Objective: There is increasing evidence for an association between non-alcoholic fatty liver disease (NAFLD) and an increased risk of cardiovascular morbidity and mortality. The aim of this study was to investigate the association between aspartate aminotransferase-to-platelet ratio index (APRI) and carotid intima-media thickness (IMT) in obese adolescents with NAFLD.
Methods: Seventy-six obese adolescents and 36 lean subjects were enrolled in this cross-sectional single-centre study. The obese subjects were divided into two subgroups based on the presence or absence of fatty liver with high transaminase levels (NAFLD group and non-NAFLD group). Fasting blood samples were assayed for transaminase, glucose, and insulin levels. Insulin resistance was calculated by the homeostasis model assessment (HOMA-IR).
Results: APRI values were higher in both obese groups (NAFLD and non-NAFLD) in comparison with the lean group. The NAFLD group had significantly higher APRI values than the non-NAFLD obese group and the lean group. Carotid IMT was higher in both obese groups (NAFLD and non-NAFLD) in comparison with the lean group. The NAFLD group had significantly higher measurements of carotid IMT than the non-NAFLD group and the lean group. APRI was positively correlated with most of the metabolic parameters (total cholesterol, low-density lipoprotein cholesterol, glucose, insulin, HOMA-IR) and with carotid IMT in the NAFLD obese group.

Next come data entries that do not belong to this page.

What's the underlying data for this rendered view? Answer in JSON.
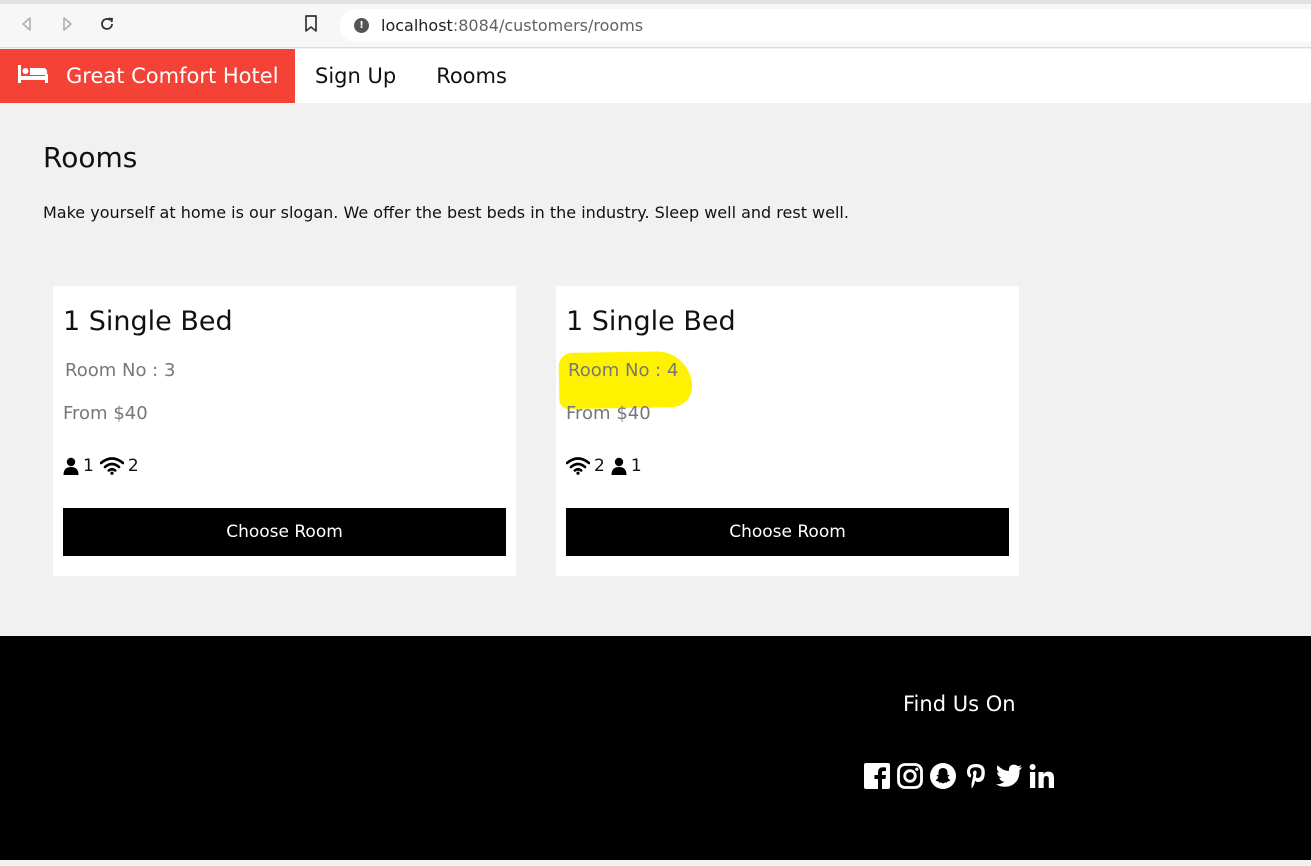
{
  "browser": {
    "url_host": "localhost",
    "url_rest": ":8084/customers/rooms"
  },
  "navbar": {
    "brand_label": "Great Comfort Hotel",
    "links": [
      {
        "label": "Sign Up"
      },
      {
        "label": "Rooms"
      }
    ]
  },
  "main": {
    "title": "Rooms",
    "slogan": "Make yourself at home is our slogan. We offer the best beds in the industry. Sleep well and rest well."
  },
  "rooms": [
    {
      "title": "1 Single Bed",
      "room_no": "Room No : 3",
      "price": "From $40",
      "features": [
        {
          "icon": "user-icon",
          "count": "1"
        },
        {
          "icon": "wifi-icon",
          "count": "2"
        }
      ],
      "button_label": "Choose Room"
    },
    {
      "title": "1 Single Bed",
      "room_no": "Room No : 4",
      "price": "From $40",
      "features": [
        {
          "icon": "wifi-icon",
          "count": "2"
        },
        {
          "icon": "user-icon",
          "count": "1"
        }
      ],
      "button_label": "Choose Room",
      "highlighted": true
    }
  ],
  "footer": {
    "title": "Find Us On",
    "social": [
      "facebook-icon",
      "instagram-icon",
      "snapchat-icon",
      "pinterest-icon",
      "twitter-icon",
      "linkedin-icon"
    ]
  },
  "colors": {
    "brand": "#f44336",
    "highlight": "#fff200",
    "button": "#000000",
    "footer": "#000000"
  }
}
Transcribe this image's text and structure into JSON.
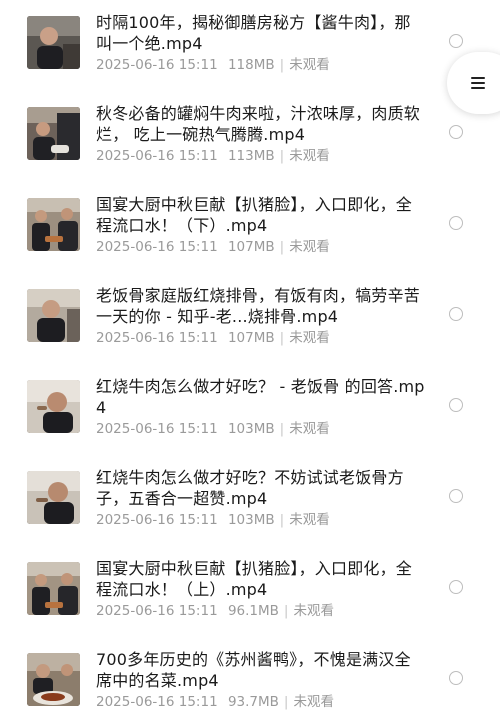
{
  "videos": [
    {
      "title": "时隔100年，揭秘御膳房秘方【酱牛肉】，那叫一个绝.mp4",
      "date": "2025-06-16 15:11",
      "size": "118MB",
      "status": "未观看",
      "thumbnail_icon": "chef-portrait-thumbnail"
    },
    {
      "title": "秋冬必备的罐焖牛肉来啦，汁浓味厚，肉质软烂， 吃上一碗热气腾腾.mp4",
      "date": "2025-06-16 15:11",
      "size": "113MB",
      "status": "未观看",
      "thumbnail_icon": "chef-cooking-thumbnail"
    },
    {
      "title": "国宴大厨中秋巨献【扒猪脸】，入口即化，全程流口水！（下）.mp4",
      "date": "2025-06-16 15:11",
      "size": "107MB",
      "status": "未观看",
      "thumbnail_icon": "two-chefs-thumbnail"
    },
    {
      "title": "老饭骨家庭版红烧排骨，有饭有肉，犒劳辛苦一天的你 - 知乎-老...烧排骨.mp4",
      "date": "2025-06-16 15:11",
      "size": "107MB",
      "status": "未观看",
      "thumbnail_icon": "chef-portrait-thumbnail"
    },
    {
      "title": "红烧牛肉怎么做才好吃？ - 老饭骨 的回答.mp4",
      "date": "2025-06-16 15:11",
      "size": "103MB",
      "status": "未观看",
      "thumbnail_icon": "chef-tasting-thumbnail"
    },
    {
      "title": "红烧牛肉怎么做才好吃？不妨试试老饭骨方子，五香合一超赞.mp4",
      "date": "2025-06-16 15:11",
      "size": "103MB",
      "status": "未观看",
      "thumbnail_icon": "chef-tasting-thumbnail"
    },
    {
      "title": "国宴大厨中秋巨献【扒猪脸】，入口即化，全程流口水！（上）.mp4",
      "date": "2025-06-16 15:11",
      "size": "96.1MB",
      "status": "未观看",
      "thumbnail_icon": "two-chefs-thumbnail"
    },
    {
      "title": "700多年历史的《苏州酱鸭》，不愧是满汉全席中的名菜.mp4",
      "date": "2025-06-16 15:11",
      "size": "93.7MB",
      "status": "未观看",
      "thumbnail_icon": "duck-dish-thumbnail"
    }
  ],
  "menu_button": {
    "icon": "menu-icon"
  }
}
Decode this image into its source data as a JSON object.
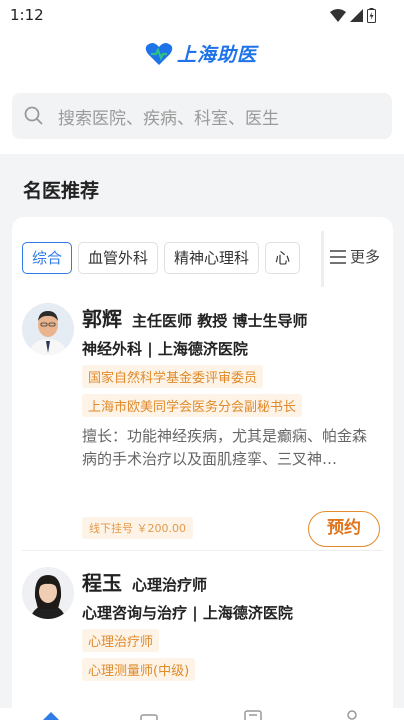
{
  "status_bar": {
    "time": "1:12"
  },
  "header": {
    "app_name": "上海助医"
  },
  "search": {
    "placeholder": "搜索医院、疾病、科室、医生"
  },
  "section": {
    "title": "名医推荐"
  },
  "tabs": [
    {
      "label": "综合",
      "active": true
    },
    {
      "label": "血管外科",
      "active": false
    },
    {
      "label": "精神心理科",
      "active": false
    },
    {
      "label": "心",
      "active": false
    }
  ],
  "more_label": "更多",
  "doctors": [
    {
      "name": "郭辉",
      "title": "主任医师 教授 博士生导师",
      "dept": "神经外科 | 上海德济医院",
      "tags": [
        "国家自然科学基金委评审委员",
        "上海市欧美同学会医务分会副秘书长"
      ],
      "skill": "擅长：功能神经疾病，尤其是癫痫、帕金森病的手术治疗以及面肌痉挛、三叉神…",
      "fee": "线下挂号 ￥200.00",
      "book_label": "预约"
    },
    {
      "name": "程玉",
      "title": "心理治疗师",
      "dept": "心理咨询与治疗 | 上海德济医院",
      "tags": [
        "心理治疗师",
        "心理测量师(中级)"
      ]
    }
  ],
  "colors": {
    "accent": "#2f7be8",
    "orange": "#e0751d",
    "tag_bg": "#fdf3e6"
  }
}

Conclusions: This study demonstrated that a significant relationship exists between APRI and carotid IMT in obese adolescents with NAFLD. We suggest that an increased APRI score in obese adolescents with NAFLD can possibly serve to predict a more adverse cardiovascular risk profile.